Those must be Irish rocks you were snapped on,
A wave cut platform for a poet, nothing
Between your backside and New York. Was that
The day you read the map, the day I drove?
“Straight ahead.” you said, without looking up,
Without seeing the Atlantic rollers
Rolling over shingle at the road’s end.
You are shot in near silhouette against
A brittle-blue sky, posed with your hands poised
Like a gunslinger, over his pistols,
With nowhere to run, so having to turn
And face, knowing that no matter how quick
You are you can’t outdraw your destiny.
Way out at sea restless energy roils,
Rising in waves and dashing to the shore,
Dashing on shore like Waterford crystal
Shattering. Then the turning, drawing back,
Losing identity in fathomless
Waters, to reform in a different tide:
After all, nothing’s absolutely lost.
Was it cold that afternoon when we stood
Two poets on that sea-scoured Irish stage,
Declaiming to the seagulls? I do not
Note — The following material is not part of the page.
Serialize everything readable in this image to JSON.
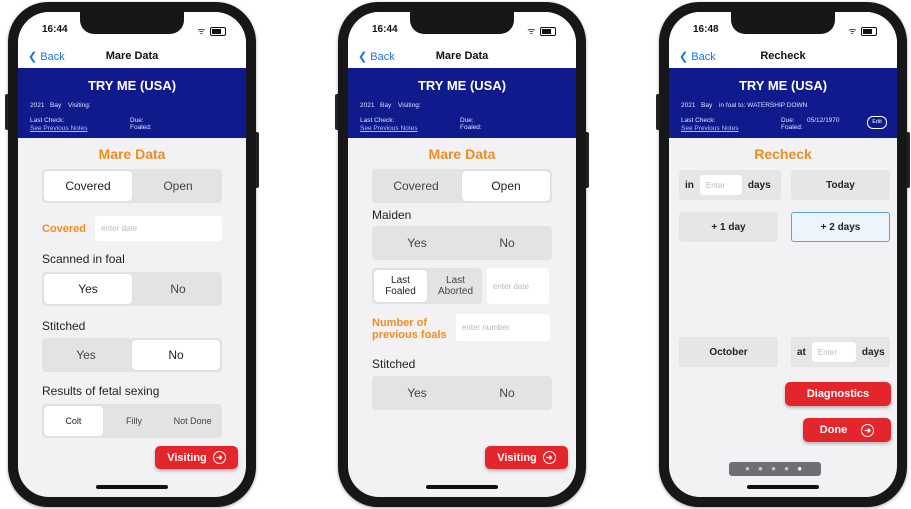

Recall either of us that long gone day,
Before we went to the pub, shivering.